However, I bet if our tea consumption or ability to put a load of washing in was rationed, people might think differently. Equally, if we weren't able to take a summer stroll alongside our favourite river or go paddling in the sea on one of those rare hot summer days, people may take more of an interest.
Feeding a growing global population of nine billion people by 2050 is one of the world's biggest challenges--especially in the context of rapid urbanisation, rising amounts of food waste and climate change. During one day of discussions senior executives from agribusiness, policymaking and the NGO community examined approaches to food and nutrition security.
India has undergone an astonishing transformation over the past decade or so. When I first visited India in the early 70s few would have predicted that this amazing country would today have an IT industry worth over $100 billion a year or that Indian companies would come to own some of the best known British brands such as Jaguar Land Rover and Tetley Tea...
For many people, and especially those living in the developed countries, the freshwater that flows from our taps could hardly be taken more for granted. So accustomed have we become to safe and reliable supply that we rarely ponder what makes this basic essential of modern life possible. It is essential we protect future water security. This is in relation to the importance of integrated approaches and joined-up solutions.

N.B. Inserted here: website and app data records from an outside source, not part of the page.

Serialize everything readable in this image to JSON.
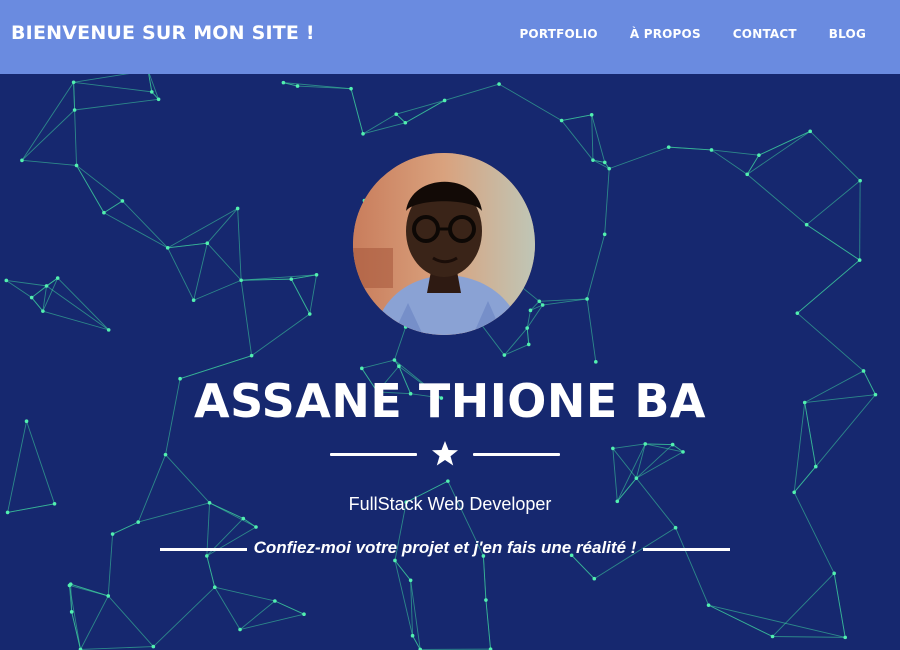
{
  "header": {
    "brand": "BIENVENUE SUR MON SITE !",
    "nav": [
      {
        "label": "PORTFOLIO"
      },
      {
        "label": "À PROPOS"
      },
      {
        "label": "CONTACT"
      },
      {
        "label": "BLOG"
      }
    ]
  },
  "hero": {
    "name": "ASSANE THIONE BA",
    "role": "FullStack Web Developer",
    "tagline": "Confiez-moi votre projet et j'en fais une réalité !",
    "divider_icon": "star-icon",
    "avatar_icon": "profile-photo"
  },
  "colors": {
    "nav_background": "#6a8be0",
    "hero_background": "#16286f",
    "network_lines": "#3fd7a0",
    "text": "#ffffff"
  }
}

Maintaining future water supplies is bound up with a wide range of other challenges, including climate change, energy security, food production, continuing population growth, urbanization and rising living standards.